CLAY JENKINSON: Rome Journal — Arrival

It’s a big planet. I flew from Bismarck to Minneapolis, from Minneapolis to Paris, from Paris to Rome. I started at noon Saturday and arrived in Rome at noon Sunday, though, of course, I had lost seven hours in time zone. It’s a big planet.

By the time I arrived I wanted to burn my clothes. But I had done nothing, really, but sit in a relatively spacious set of vessels, been served drinks and altogether three meals. If I had chosen to use it, I could have made the media console deliver me five or six recent films. Headphone and eye shades were free.

I reckon I flew about 6,000 miles altogether, not halfway around the Earth but perhaps a fourth of the way.

We live in the best of times for those who are lucky enough to enjoy the best of times. We haven’t quite figured out decent distribution of the fruits of life yet. Perhaps we never will. And the coming of the Age of Robotics is going to make that problem much worse. But if you have a decent middle-class job, as I do, you have access to the culture of the world in an unprecedented way.

Compare that to Lewis & Clark groping their way 12 to 15 miles per day up the Missouri. Or John Adams nearly drowning in his monthlong crossing of the Atlantic.

A taxi brought me to the campus where I am teaching. I showered, napped, unpacked, read, ate at a little tavern down the hill, bought a few necessities and tried to sleep (not very successfully) through the night. At least 10 times, I either turned on the light or got up out of bed to take a few notes, read a few pages of histories or Rome or sort through notes.

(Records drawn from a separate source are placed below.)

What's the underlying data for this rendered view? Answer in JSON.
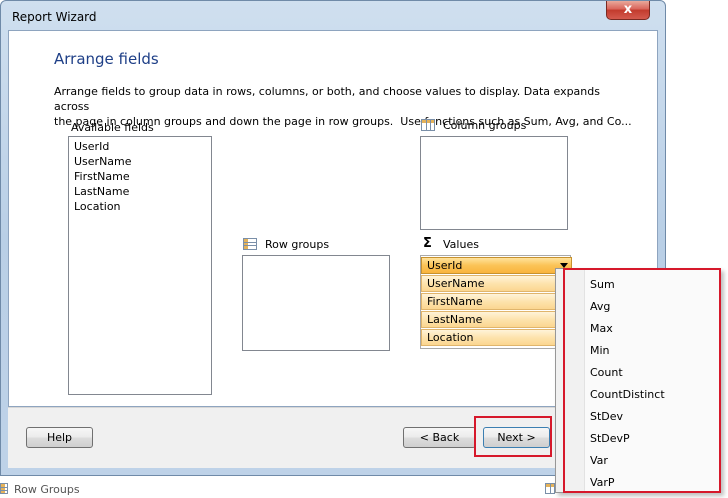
{
  "window": {
    "title": "Report Wizard",
    "close_glyph": "x"
  },
  "page": {
    "heading": "Arrange fields",
    "description": "Arrange fields to group data in rows, columns, or both, and choose values to display. Data expands across\nthe page in column groups and down the page in row groups.  Use functions such as Sum, Avg, and Co..."
  },
  "available_fields": {
    "label": "Available fields",
    "items": [
      "UserId",
      "UserName",
      "FirstName",
      "LastName",
      "Location"
    ]
  },
  "column_groups": {
    "label": "Column groups",
    "icon": "column-groups-icon"
  },
  "row_groups": {
    "label": "Row groups",
    "icon": "row-groups-icon"
  },
  "values": {
    "label": "Values",
    "sigma": "Σ",
    "items": [
      "UserId",
      "UserName",
      "FirstName",
      "LastName",
      "Location"
    ]
  },
  "aggregate_menu": {
    "items": [
      "Sum",
      "Avg",
      "Max",
      "Min",
      "Count",
      "CountDistinct",
      "StDev",
      "StDevP",
      "Var",
      "VarP"
    ]
  },
  "buttons": {
    "help": "Help",
    "back": "< Back",
    "next": "Next >"
  },
  "status_bar": {
    "row_groups": "Row Groups"
  },
  "colors": {
    "heading": "#1e3f87",
    "highlight": "#d6182b",
    "value_pill": "#fbd690"
  }
}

Today I will lecture for a couple of hours then make my way into the heart of Rome to gaze at the Pantheon, eat a plain plate of pasta, explore a couple of places I have not seen or recently seen and then come back to campus.

I’ve made long lists of things I want to read while I am here, things I want to see, projects I must keep the plates spinning for even while away and long walks I want to take to work off the dross of 2016 before returning to North Dakota and the United States.

So much for Day One.

Leave a Reply